The same question was raised before the Privy Council in Amjad Khan v. Ashraf Khan (1929 56 I.A. 213). In this case, there was a document which described the transaction as “a gift without consideration”. The document recited that the donee and the heirs of the donor had given their consent to the transaction.
Under the deed, the donor gave to his wife his entire property with a power to alienate one-third of the property, and as to the rest, it was stated that “she shall not possess any power of alienation, but she shall remain in possession thereof for her life-time. After the death of the donee, the entire property gifted away by this document shall revert to the donor’s collaterals.”
The question to be decided in this case was whether the interest given in one-third of the property was an absolute interest, or whether it was only a life-interest coupled with the power to alienate.
On the facts of the case, the Privy Council held that it was a life- interest, with a power to alienate. Construing the deed, the Court observed that the subject-matter of the gift was only a life-interest, together with the power of alienation as regards one-third of the property. On this basis, the Court dismissed the appeal of the heir of the donee, stating that the gift of a life-estate was not given the effect of an absolute estate.
The High Courts of Mumbai, Kolkata and Nagpur have held that the gift of a life-estate is valid. In Nawazish Ali Khan v. Ali Raza Khan (referred to above), the Privy Council has observed that a life-estate, as known to English law, cannot be created by hiba, whether inter vivos or by will.
In each case, the question is always a question of construction. If there is a gift to A for life, and thereafter to B, the Court will presumably construe the gift as a gift of the corpus to В absolutely, and of the usufruct to A for life. If, however, the gift is only to A for life, it would be construed as a gift of a life-interest to A, and the corpus would vest in the heirs of B.
In Abdul Wahid Khan v. Mt. Nuran Bibi (1885 12 I.A. 91), the Privy Council has held that Muhammadan law does not seem to recognise an interest which may be called vested remainder. This case is now accepted as an authority for the proposition that the remainderman will not get anything, unless he survives the person who is given the life-interest.
All the above cases have now to be read subject to the judgment of the Privy Council in Nawazish Alikhan’s Case, referred to above.
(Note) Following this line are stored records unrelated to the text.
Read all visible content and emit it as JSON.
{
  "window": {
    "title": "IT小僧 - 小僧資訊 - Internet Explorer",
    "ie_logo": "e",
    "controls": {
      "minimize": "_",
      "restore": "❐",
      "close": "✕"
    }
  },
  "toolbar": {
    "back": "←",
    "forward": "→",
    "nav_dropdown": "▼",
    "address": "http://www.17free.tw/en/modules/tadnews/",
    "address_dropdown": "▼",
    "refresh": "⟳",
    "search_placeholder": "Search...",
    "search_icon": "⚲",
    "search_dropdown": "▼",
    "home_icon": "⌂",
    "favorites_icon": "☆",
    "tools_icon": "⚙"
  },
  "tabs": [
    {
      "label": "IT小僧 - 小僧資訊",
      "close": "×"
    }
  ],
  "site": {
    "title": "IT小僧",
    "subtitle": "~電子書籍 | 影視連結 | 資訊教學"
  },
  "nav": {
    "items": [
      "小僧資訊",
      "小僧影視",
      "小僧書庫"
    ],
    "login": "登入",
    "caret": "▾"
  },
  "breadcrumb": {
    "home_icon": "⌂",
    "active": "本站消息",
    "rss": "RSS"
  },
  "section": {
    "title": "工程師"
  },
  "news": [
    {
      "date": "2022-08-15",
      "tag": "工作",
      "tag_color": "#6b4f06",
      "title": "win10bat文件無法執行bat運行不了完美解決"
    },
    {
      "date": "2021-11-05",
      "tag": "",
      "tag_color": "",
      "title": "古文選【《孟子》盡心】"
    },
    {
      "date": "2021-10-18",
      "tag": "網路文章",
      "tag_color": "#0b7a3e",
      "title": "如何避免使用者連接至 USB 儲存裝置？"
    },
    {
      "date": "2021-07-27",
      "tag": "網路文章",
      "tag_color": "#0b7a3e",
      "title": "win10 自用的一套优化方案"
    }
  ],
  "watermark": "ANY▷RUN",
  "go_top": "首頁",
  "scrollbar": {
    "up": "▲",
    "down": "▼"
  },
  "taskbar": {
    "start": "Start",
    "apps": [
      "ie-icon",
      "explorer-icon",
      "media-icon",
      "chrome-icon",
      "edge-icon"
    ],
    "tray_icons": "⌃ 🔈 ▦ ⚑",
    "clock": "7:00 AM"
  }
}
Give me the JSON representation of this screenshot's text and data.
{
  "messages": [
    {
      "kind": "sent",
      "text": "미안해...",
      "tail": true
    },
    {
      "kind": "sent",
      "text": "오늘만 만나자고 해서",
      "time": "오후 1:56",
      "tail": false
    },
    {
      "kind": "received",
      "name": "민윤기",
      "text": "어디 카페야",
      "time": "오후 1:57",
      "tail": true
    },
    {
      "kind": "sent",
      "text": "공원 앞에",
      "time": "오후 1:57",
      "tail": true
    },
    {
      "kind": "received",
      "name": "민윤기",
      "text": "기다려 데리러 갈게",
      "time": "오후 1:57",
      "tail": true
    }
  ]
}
The Privy Council, in the course of the judgment in this case, made the following observations, which are pertinent:
“In their Lordships’ opinion, this view of the matter introduces into Muslim law, legal terms and conceptions of ownership, familiar enough in English law, but wholly alien to Muslim law. In general, Muslim law draws no distinction between real and personal property, and their Lordships know of no authoritative work on Muslim law which affirms that Muslim law recognized the splitting up of ownership of land into estates, distinguished in point of quality, like legal and equitable estates, or in point of duration, like estates in fee simple, in tail, for life, or in remainder.
What Muslim law does recognise and insist upon, is the distinction between the corpus of the property itself (any) and the usufruct in the property (manafi). Over the corpus of property, the law recognizes only absolute dominion heritable and unrestricted in point of time; and where a gift of the corpus seeks to impose a condition inconsistent with such absolute dominion, the condition is rejected as repugnant; but interests limited in point of time can be created in the usufruct of the property, and the dominion over the corpus takes effect subject to any such limited interests.”